Forgiving our debtors

Forgiving those who owe us may call for a recognition of what we owe them—the pure love that discerns man's spiritual selfhood.

Two of my friends were launching worthwhile projects independently of each other. I was glad to help by lending some funds with the understanding that each would repay the loan in small amounts. For a short time, each fulfilled the agreement; then both stopped suddenly without explanation. I waited, wondering if the debts would be repaid at all. While I could not afford to lose the money, their friendship was much more valuable to me. The answer, I realized, was to gain a better understanding of what it really means to forgive our debtors, to forgive those who have wronged us. In this instance, of course, I had to forgive those who were literally in debt!

The Bible was a wonderful help. Luke's Gospel, for example, tells of Christ Jesus' encounter with a publican named Zacchaeus, and this taught me an important lesson. In common with other tax collectors of the day, Zacchaeus had become rich by collecting excessive taxes from the people and keeping a share for himself. It was not ethical, but it was common practice, and he had not considered himself indebted to others until he met Jesus. As a result of this Christly encounter, he not only recognized his indebtedness but declared his willingness to reimburse fourfold anyone he might have cheated.

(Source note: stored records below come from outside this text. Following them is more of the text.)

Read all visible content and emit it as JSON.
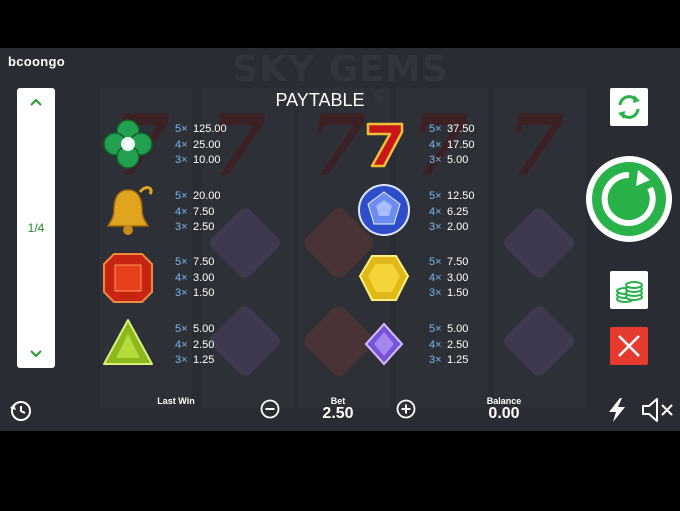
{
  "brand": "bcoongo",
  "background_logo": {
    "title": "SKY GEMS",
    "subtitle": "BONUS"
  },
  "title": "PAYTABLE",
  "pager": {
    "page": "1/4"
  },
  "paytable": [
    {
      "symbol": "clover-emerald",
      "pays": [
        {
          "count": "5×",
          "amount": "125.00"
        },
        {
          "count": "4×",
          "amount": "25.00"
        },
        {
          "count": "3×",
          "amount": "10.00"
        }
      ]
    },
    {
      "symbol": "red-seven",
      "pays": [
        {
          "count": "5×",
          "amount": "37.50"
        },
        {
          "count": "4×",
          "amount": "17.50"
        },
        {
          "count": "3×",
          "amount": "5.00"
        }
      ]
    },
    {
      "symbol": "golden-bell",
      "pays": [
        {
          "count": "5×",
          "amount": "20.00"
        },
        {
          "count": "4×",
          "amount": "7.50"
        },
        {
          "count": "3×",
          "amount": "2.50"
        }
      ]
    },
    {
      "symbol": "blue-round-gem",
      "pays": [
        {
          "count": "5×",
          "amount": "12.50"
        },
        {
          "count": "4×",
          "amount": "6.25"
        },
        {
          "count": "3×",
          "amount": "2.00"
        }
      ]
    },
    {
      "symbol": "red-square-gem",
      "pays": [
        {
          "count": "5×",
          "amount": "7.50"
        },
        {
          "count": "4×",
          "amount": "3.00"
        },
        {
          "count": "3×",
          "amount": "1.50"
        }
      ]
    },
    {
      "symbol": "yellow-hexagon-gem",
      "pays": [
        {
          "count": "5×",
          "amount": "7.50"
        },
        {
          "count": "4×",
          "amount": "3.00"
        },
        {
          "count": "3×",
          "amount": "1.50"
        }
      ]
    },
    {
      "symbol": "green-triangle-gem",
      "pays": [
        {
          "count": "5×",
          "amount": "5.00"
        },
        {
          "count": "4×",
          "amount": "2.50"
        },
        {
          "count": "3×",
          "amount": "1.25"
        }
      ]
    },
    {
      "symbol": "purple-diamond-gem",
      "pays": [
        {
          "count": "5×",
          "amount": "5.00"
        },
        {
          "count": "4×",
          "amount": "2.50"
        },
        {
          "count": "3×",
          "amount": "1.25"
        }
      ]
    }
  ],
  "footer": {
    "last_win_label": "Last Win",
    "last_win_value": "",
    "bet_label": "Bet",
    "bet_value": "2.50",
    "balance_label": "Balance",
    "balance_value": "0.00"
  },
  "colors": {
    "accent_green": "#2ab24a",
    "close_red": "#e53a2e",
    "pay_multiplier_blue": "#79b8ee"
  },
  "icons": [
    "history-clock-icon",
    "minus-circle-icon",
    "plus-circle-icon",
    "lightning-icon",
    "mute-speaker-icon",
    "autoplay-arrows-icon",
    "spin-icon",
    "coins-icon",
    "close-icon",
    "chevron-up-icon",
    "chevron-down-icon"
  ]
}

What caused Zacchaeus to repay his debt willingly, and with interest? What had Jesus done that brought forth such a dramatic response? The answer became obvious as I began to understand the love the Master showed for a man whom others feared and hated. Those who knew Zacchaeus called him a sinner, but Jesus referred to him as "a son of Abraham." This higher view did not cancel the debt but awakened in Zacchaeus his obligation to others and his desire to fulfill it. As I pondered the story of Zacchaeus, an entirely different view of who owes what to whom began to emerge in my thought.

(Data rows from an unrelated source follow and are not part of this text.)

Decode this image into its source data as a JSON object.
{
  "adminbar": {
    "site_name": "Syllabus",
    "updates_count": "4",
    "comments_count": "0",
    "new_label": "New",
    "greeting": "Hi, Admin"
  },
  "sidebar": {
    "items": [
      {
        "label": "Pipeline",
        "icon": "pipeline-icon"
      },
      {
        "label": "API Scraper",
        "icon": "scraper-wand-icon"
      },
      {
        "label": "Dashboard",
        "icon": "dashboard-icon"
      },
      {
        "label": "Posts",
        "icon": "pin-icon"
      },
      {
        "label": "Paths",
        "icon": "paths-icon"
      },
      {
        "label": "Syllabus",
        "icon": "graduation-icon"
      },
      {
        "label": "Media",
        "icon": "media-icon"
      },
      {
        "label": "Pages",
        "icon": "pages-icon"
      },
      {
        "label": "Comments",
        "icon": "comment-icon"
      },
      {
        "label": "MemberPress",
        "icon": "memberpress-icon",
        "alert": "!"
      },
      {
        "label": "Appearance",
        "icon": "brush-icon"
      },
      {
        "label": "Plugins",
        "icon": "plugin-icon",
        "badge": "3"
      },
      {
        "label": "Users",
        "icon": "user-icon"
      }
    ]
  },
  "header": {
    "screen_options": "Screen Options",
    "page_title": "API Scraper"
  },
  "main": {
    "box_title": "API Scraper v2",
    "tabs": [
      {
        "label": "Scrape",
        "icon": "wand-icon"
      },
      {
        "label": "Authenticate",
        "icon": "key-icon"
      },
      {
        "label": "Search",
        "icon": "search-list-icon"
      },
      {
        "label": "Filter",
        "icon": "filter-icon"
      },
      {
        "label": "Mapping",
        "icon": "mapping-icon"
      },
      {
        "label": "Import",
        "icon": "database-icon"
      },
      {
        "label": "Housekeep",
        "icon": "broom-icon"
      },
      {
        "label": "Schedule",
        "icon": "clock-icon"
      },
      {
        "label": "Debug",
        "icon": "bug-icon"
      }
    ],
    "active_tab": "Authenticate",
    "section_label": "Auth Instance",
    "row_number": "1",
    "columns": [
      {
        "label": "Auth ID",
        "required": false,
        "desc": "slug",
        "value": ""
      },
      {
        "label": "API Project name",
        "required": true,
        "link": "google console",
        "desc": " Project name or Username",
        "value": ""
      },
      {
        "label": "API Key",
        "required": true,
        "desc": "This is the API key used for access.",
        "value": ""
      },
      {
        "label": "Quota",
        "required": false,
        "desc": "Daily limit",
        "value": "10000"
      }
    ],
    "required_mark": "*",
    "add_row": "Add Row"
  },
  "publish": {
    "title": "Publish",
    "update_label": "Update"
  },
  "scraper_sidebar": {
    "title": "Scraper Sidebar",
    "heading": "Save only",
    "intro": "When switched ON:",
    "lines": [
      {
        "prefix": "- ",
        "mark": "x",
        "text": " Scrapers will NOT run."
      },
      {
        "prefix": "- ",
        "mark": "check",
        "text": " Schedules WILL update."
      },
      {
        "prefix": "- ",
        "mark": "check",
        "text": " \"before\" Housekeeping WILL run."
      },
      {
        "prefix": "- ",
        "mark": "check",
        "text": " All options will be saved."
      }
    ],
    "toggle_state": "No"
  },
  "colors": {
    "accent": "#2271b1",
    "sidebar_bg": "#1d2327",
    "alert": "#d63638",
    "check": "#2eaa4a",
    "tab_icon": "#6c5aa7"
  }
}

Enjoy 1 free Sentinel article or audio program each month, including content from 1898 to today.

Don't linger with lingering health problems
December 2, 1991

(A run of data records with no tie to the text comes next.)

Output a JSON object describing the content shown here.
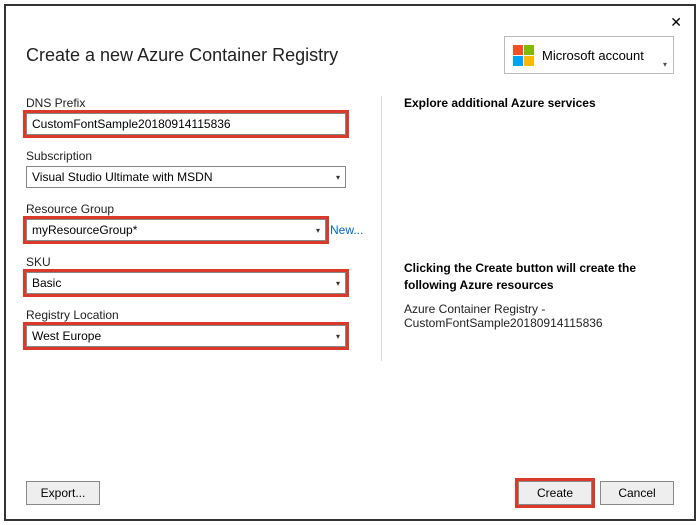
{
  "window": {
    "title": "Create a new Azure Container Registry"
  },
  "account": {
    "label": "Microsoft account"
  },
  "form": {
    "dns": {
      "label": "DNS Prefix",
      "value": "CustomFontSample20180914115836"
    },
    "subscription": {
      "label": "Subscription",
      "value": "Visual Studio Ultimate with MSDN"
    },
    "resource_group": {
      "label": "Resource Group",
      "value": "myResourceGroup*",
      "new_link": "New..."
    },
    "sku": {
      "label": "SKU",
      "value": "Basic"
    },
    "location": {
      "label": "Registry Location",
      "value": "West Europe"
    }
  },
  "right": {
    "heading": "Explore additional Azure services",
    "subheading": "Clicking the Create button will create the following Azure resources",
    "resource_line": "Azure Container Registry - CustomFontSample20180914115836"
  },
  "buttons": {
    "export": "Export...",
    "create": "Create",
    "cancel": "Cancel"
  }
}
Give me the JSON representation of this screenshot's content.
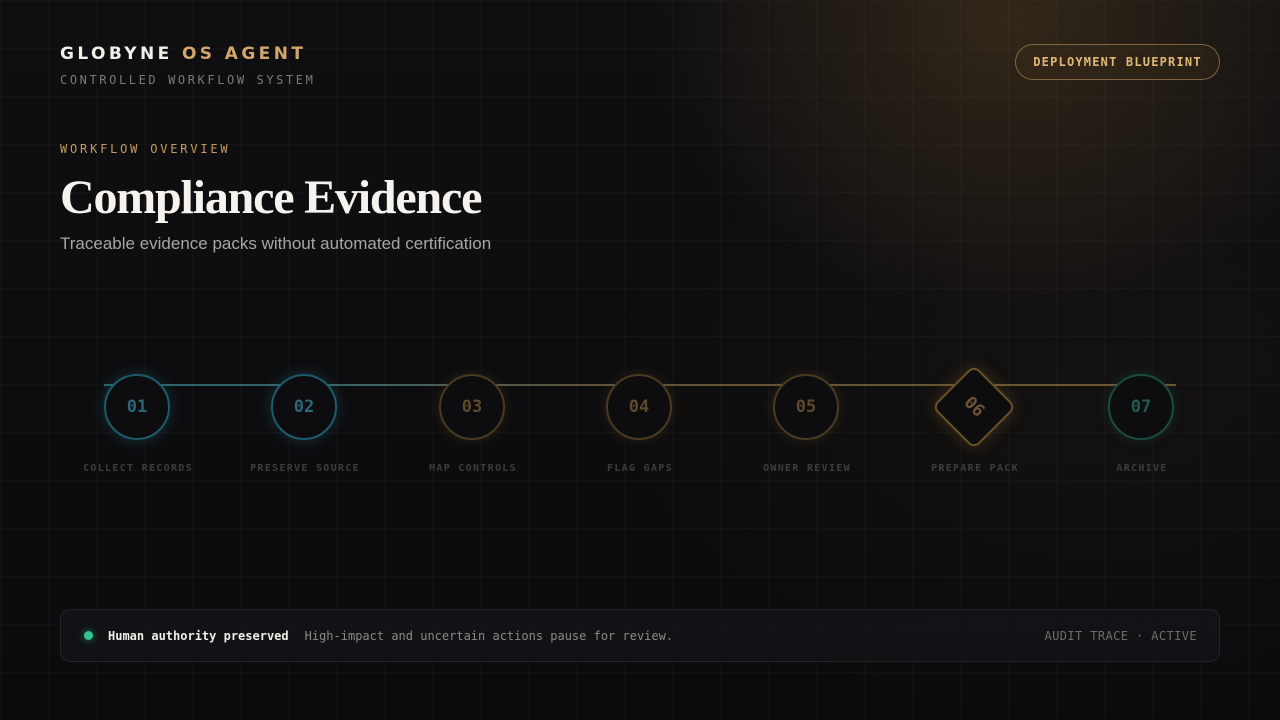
{
  "brand": {
    "title_main": "GLOBYNE",
    "title_accent": "OS AGENT",
    "subtitle": "CONTROLLED WORKFLOW SYSTEM"
  },
  "badge": {
    "label": "DEPLOYMENT BLUEPRINT"
  },
  "hero": {
    "eyebrow": "WORKFLOW OVERVIEW",
    "title": "Compliance Evidence",
    "subtitle": "Traceable evidence packs without automated certification"
  },
  "steps": [
    {
      "num": "01",
      "label": "COLLECT RECORDS",
      "style": "teal"
    },
    {
      "num": "02",
      "label": "PRESERVE SOURCE",
      "style": "teal"
    },
    {
      "num": "03",
      "label": "MAP CONTROLS",
      "style": "gold"
    },
    {
      "num": "04",
      "label": "FLAG GAPS",
      "style": "gold"
    },
    {
      "num": "05",
      "label": "OWNER REVIEW",
      "style": "gold"
    },
    {
      "num": "06",
      "label": "PREPARE PACK",
      "style": "diamond"
    },
    {
      "num": "07",
      "label": "ARCHIVE",
      "style": "green"
    }
  ],
  "footer": {
    "strong": "Human authority preserved",
    "text": "High-impact and uncertain actions pause for review.",
    "status": "AUDIT TRACE · ACTIVE"
  },
  "colors": {
    "accent_gold": "#d3a66a",
    "teal": "#2a6778",
    "status_green": "#2fc58d"
  }
}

We'd love to hear from you!

Easily submit your testimonies, articles, and poems online.